The Most Incredible Thing: Marcel Dzama Designs Costumes for the New York City Ballet

Marcel Dzama has a deeper connection to the world of childhood more than almost any other contemporary artist. His drawings teem with dancing bears, acrobats, ghosts, and armed cheerleaders, recalling illustrations from old books of fairytales. At the same time, Dzama uses this visual language to plumb the depths of the adult world: violence, erotic obsessions, the dark side of modern-day life. Consequently, Dzama was the perfect person to create the costumes and stage sets for The Most Incredible Thing. This new production of the New York City Ballet is based on one of Hans Christian Andersen’s last fairytales. The story of the beautiful princess, the ingenious inventor, and the evil destroyer promises to be a highlight of this year’s theater season. For the performance, Dzama clothes a total of 56 dancers, including eleven children from the School of American Ballet. The artist, to whom an entire floor of the Deutsche Bank Towers in Frankfurt is devoted, transforms the young dancers into fabled creatures typical of his work that move through bizarre settings. The Most Incredible Thing brings Dzama’s drawings to life on the stage.
What at first appears playful and poetic has a serious background. Inspired by the German-French War of 1870, Andersen depicts the battle between culture and aggressors so incisively that it was very popular among the resistance movement in Denmark during World War II, when the country was occupied by Germany. And this parable is still valid today. “The whole thing is about the rise of art over tyranny or destruction,” says Marcel Dzama. “I had never read this story before and learned about it right at the time that ISIS was destroying Palmyra [in Syria] — I thought ‘Oh, this is so timely.’”

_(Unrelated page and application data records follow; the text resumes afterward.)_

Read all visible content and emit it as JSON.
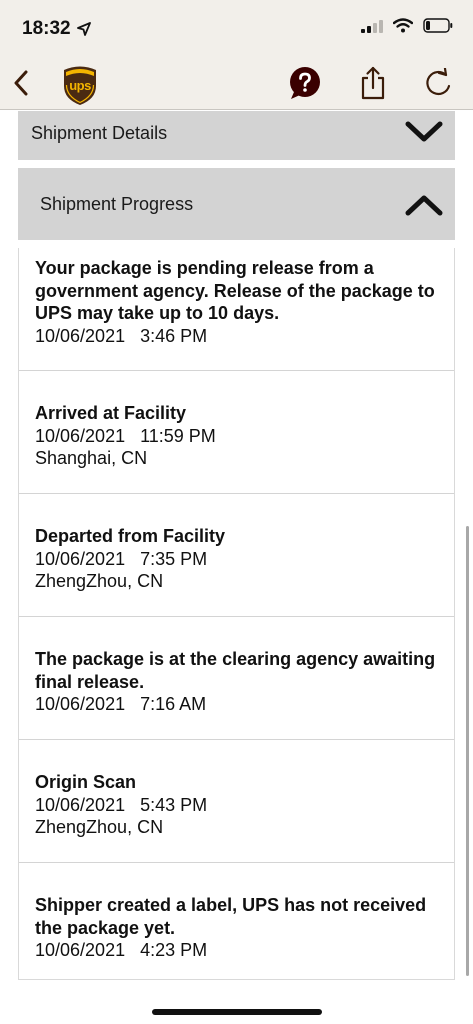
{
  "status_bar": {
    "time": "18:32"
  },
  "nav": {
    "back_icon": "chevron-left-icon",
    "logo_text": "ups",
    "help_icon": "help-bubble-icon",
    "share_icon": "share-icon",
    "refresh_icon": "refresh-icon"
  },
  "sections": {
    "details_label": "Shipment Details",
    "progress_label": "Shipment Progress"
  },
  "events": [
    {
      "title": "Your package is pending release from a government agency. Release of the package to UPS may take up to 10 days.",
      "datetime": "10/06/2021   3:46 PM",
      "location": ""
    },
    {
      "title": "Arrived at Facility",
      "datetime": "10/06/2021   11:59 PM",
      "location": "Shanghai, CN"
    },
    {
      "title": "Departed from Facility",
      "datetime": "10/06/2021   7:35 PM",
      "location": "ZhengZhou, CN"
    },
    {
      "title": "The package is at the clearing agency awaiting final release.",
      "datetime": "10/06/2021   7:16 AM",
      "location": ""
    },
    {
      "title": "Origin Scan",
      "datetime": "10/06/2021   5:43 PM",
      "location": "ZhengZhou, CN"
    },
    {
      "title": "Shipper created a label, UPS has not received the package yet.",
      "datetime": "10/06/2021   4:23 PM",
      "location": ""
    }
  ],
  "colors": {
    "header_bg": "#f2efea",
    "accordion_bg": "#d3d3d3",
    "ups_brown": "#4a2a12",
    "ups_gold": "#f4b400",
    "help_red": "#3a0000"
  }
}
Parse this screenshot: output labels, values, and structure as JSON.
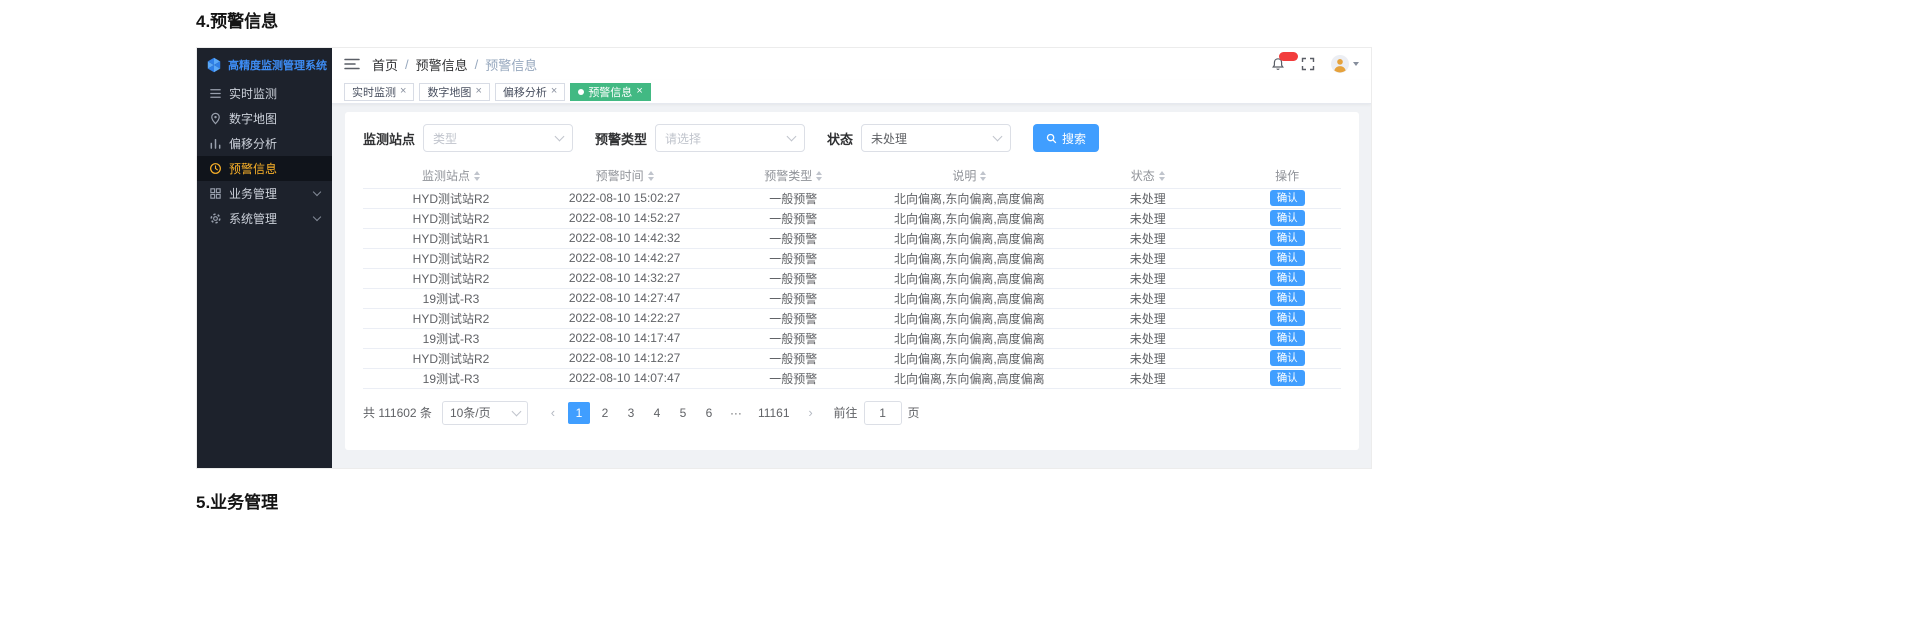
{
  "page": {
    "heading_top": "4.预警信息",
    "heading_bottom": "5.业务管理"
  },
  "colors": {
    "accent": "#409eff",
    "active_tag_green": "#42b983",
    "sidebar_bg": "#1d222c",
    "active_menu_text": "#fcb228",
    "badge_red": "#f23c3c"
  },
  "icons": {
    "logo": "pinwheel-hexagon",
    "hamburger": "menu-lines",
    "bell": "notification-bell",
    "fullscreen": "expand-corners",
    "avatar": "user-person",
    "search": "magnifier"
  },
  "sidebar": {
    "logo_title": "高精度监测管理系统",
    "items": [
      {
        "label": "实时监测"
      },
      {
        "label": "数字地图"
      },
      {
        "label": "偏移分析"
      },
      {
        "label": "预警信息"
      },
      {
        "label": "业务管理"
      },
      {
        "label": "系统管理"
      }
    ]
  },
  "header": {
    "breadcrumb": [
      "首页",
      "预警信息",
      "预警信息"
    ],
    "separator": "/"
  },
  "tags": [
    {
      "label": "实时监测"
    },
    {
      "label": "数字地图"
    },
    {
      "label": "偏移分析"
    },
    {
      "label": "预警信息"
    }
  ],
  "tag_close_glyph": "×",
  "filters": {
    "station_label": "监测站点",
    "station_placeholder": "类型",
    "type_label": "预警类型",
    "type_placeholder": "请选择",
    "status_label": "状态",
    "status_value": "未处理",
    "search_label": "搜索"
  },
  "table": {
    "columns": [
      "监测站点",
      "预警时间",
      "预警类型",
      "说明",
      "状态",
      "操作"
    ],
    "confirm_label": "确认",
    "rows": [
      {
        "station": "HYD测试站R2",
        "time": "2022-08-10 15:02:27",
        "type": "一般预警",
        "desc": "北向偏离,东向偏离,高度偏离",
        "status": "未处理"
      },
      {
        "station": "HYD测试站R2",
        "time": "2022-08-10 14:52:27",
        "type": "一般预警",
        "desc": "北向偏离,东向偏离,高度偏离",
        "status": "未处理"
      },
      {
        "station": "HYD测试站R1",
        "time": "2022-08-10 14:42:32",
        "type": "一般预警",
        "desc": "北向偏离,东向偏离,高度偏离",
        "status": "未处理"
      },
      {
        "station": "HYD测试站R2",
        "time": "2022-08-10 14:42:27",
        "type": "一般预警",
        "desc": "北向偏离,东向偏离,高度偏离",
        "status": "未处理"
      },
      {
        "station": "HYD测试站R2",
        "time": "2022-08-10 14:32:27",
        "type": "一般预警",
        "desc": "北向偏离,东向偏离,高度偏离",
        "status": "未处理"
      },
      {
        "station": "19测试-R3",
        "time": "2022-08-10 14:27:47",
        "type": "一般预警",
        "desc": "北向偏离,东向偏离,高度偏离",
        "status": "未处理"
      },
      {
        "station": "HYD测试站R2",
        "time": "2022-08-10 14:22:27",
        "type": "一般预警",
        "desc": "北向偏离,东向偏离,高度偏离",
        "status": "未处理"
      },
      {
        "station": "19测试-R3",
        "time": "2022-08-10 14:17:47",
        "type": "一般预警",
        "desc": "北向偏离,东向偏离,高度偏离",
        "status": "未处理"
      },
      {
        "station": "HYD测试站R2",
        "time": "2022-08-10 14:12:27",
        "type": "一般预警",
        "desc": "北向偏离,东向偏离,高度偏离",
        "status": "未处理"
      },
      {
        "station": "19测试-R3",
        "time": "2022-08-10 14:07:47",
        "type": "一般预警",
        "desc": "北向偏离,东向偏离,高度偏离",
        "status": "未处理"
      }
    ]
  },
  "pagination": {
    "total": "共 111602 条",
    "page_size": "10条/页",
    "prev_glyph": "‹",
    "next_glyph": "›",
    "pages": [
      "1",
      "2",
      "3",
      "4",
      "5",
      "6"
    ],
    "ellipsis": "···",
    "last_page": "11161",
    "goto_label": "前往",
    "goto_value": "1",
    "goto_suffix": "页"
  }
}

Apart from The Most Incredible Thing, the New York City Ballet is offering additional insight into Dzama’s cosmos. The artist is has put a work in the large lobby of the David H. Koch Theater. Influenced by classic films such as Charlie Chaplin’s Modern Times and Oskar Schlemmer’s Triadic Ballet, he created a retro-futurist multimedia installation that transforms the space into a kind of giant chess game. Dzama’s project is part of the Art Series the ballet has introduced to attract a new, young audience. Since 2013, installations and performances by artists including the French Street Art star JR and the duo FAILE from Brooklyn have aroused the enthusiasm of visitors who previously had no interest in classic ballet.

In addition, an exhibition of works jointly created by Marcel Dzama and Raymon Pettibon is on view at the David Zwirner gallery in New York.

Performances: 2/6, 2/11, and 2/19,
Free Public Viewing: 2/13-21

New York City Ballet: The Most Incredible Thing
from 2/2/2016

Marcel Dzama and Raymond Pettibon. Forgetting the Hand
David Zwirner, New York
until 2/20/2016